■ **What you are asked to do**:
The only thing to send back is the number of lines below that hold the string "private".

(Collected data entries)
+-------+

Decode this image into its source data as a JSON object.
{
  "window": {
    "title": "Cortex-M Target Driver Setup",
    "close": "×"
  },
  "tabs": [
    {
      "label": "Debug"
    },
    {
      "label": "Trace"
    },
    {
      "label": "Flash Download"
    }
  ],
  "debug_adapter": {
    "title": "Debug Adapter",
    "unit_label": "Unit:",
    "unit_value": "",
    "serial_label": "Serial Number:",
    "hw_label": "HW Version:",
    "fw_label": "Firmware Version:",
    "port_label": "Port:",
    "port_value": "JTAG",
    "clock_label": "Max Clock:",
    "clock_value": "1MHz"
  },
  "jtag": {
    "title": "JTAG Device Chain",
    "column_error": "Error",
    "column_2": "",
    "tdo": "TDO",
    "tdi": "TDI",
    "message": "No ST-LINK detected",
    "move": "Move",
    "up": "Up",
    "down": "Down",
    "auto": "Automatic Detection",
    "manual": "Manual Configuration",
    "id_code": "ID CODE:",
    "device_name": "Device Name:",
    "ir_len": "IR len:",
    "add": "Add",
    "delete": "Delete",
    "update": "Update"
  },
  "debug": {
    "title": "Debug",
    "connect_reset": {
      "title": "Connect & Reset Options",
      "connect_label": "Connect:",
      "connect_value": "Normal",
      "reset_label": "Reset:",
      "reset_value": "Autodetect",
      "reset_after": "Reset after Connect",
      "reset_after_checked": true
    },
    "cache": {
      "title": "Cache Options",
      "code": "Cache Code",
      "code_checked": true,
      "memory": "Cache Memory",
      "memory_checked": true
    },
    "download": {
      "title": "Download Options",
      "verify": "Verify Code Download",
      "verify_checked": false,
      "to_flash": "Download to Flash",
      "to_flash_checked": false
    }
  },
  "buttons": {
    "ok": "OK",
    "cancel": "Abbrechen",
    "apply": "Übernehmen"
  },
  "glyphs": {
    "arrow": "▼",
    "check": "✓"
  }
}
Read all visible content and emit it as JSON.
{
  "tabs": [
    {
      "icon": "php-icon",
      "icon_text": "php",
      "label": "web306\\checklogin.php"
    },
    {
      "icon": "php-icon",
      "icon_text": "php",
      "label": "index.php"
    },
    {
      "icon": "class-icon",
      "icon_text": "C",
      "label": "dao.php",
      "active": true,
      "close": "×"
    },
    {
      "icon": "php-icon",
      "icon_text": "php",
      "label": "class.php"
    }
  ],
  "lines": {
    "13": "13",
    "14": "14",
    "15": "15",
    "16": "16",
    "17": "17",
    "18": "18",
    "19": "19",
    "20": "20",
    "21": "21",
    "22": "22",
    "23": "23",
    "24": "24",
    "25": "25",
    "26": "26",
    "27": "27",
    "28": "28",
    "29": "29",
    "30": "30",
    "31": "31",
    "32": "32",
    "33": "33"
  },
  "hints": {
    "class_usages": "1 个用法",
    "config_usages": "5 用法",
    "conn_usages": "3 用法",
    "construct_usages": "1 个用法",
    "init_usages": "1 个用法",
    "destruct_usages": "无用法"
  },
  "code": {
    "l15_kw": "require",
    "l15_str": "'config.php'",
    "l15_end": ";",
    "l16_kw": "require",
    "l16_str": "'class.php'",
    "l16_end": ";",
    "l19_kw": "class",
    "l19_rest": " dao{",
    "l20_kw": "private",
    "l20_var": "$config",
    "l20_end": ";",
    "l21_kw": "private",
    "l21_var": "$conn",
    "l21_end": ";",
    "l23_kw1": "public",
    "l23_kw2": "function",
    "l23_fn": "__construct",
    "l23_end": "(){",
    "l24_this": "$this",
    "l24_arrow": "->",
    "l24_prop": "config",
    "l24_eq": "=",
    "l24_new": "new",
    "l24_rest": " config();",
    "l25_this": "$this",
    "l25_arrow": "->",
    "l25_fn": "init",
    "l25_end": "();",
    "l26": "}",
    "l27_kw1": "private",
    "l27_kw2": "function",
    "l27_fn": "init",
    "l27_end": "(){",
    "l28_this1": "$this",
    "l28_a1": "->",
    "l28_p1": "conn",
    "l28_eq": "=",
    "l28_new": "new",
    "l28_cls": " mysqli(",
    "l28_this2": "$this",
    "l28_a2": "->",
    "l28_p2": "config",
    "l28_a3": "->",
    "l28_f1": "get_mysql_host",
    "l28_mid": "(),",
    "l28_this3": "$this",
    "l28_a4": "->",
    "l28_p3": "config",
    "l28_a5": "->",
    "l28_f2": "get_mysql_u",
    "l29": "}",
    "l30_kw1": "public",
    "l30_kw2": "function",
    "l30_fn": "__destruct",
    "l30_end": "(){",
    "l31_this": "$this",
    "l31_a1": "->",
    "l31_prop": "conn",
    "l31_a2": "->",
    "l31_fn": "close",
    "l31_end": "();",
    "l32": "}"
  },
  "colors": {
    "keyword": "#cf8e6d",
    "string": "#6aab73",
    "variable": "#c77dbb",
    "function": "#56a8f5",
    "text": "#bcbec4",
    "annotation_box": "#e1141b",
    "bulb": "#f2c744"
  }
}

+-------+

■ **Response to the task**:
3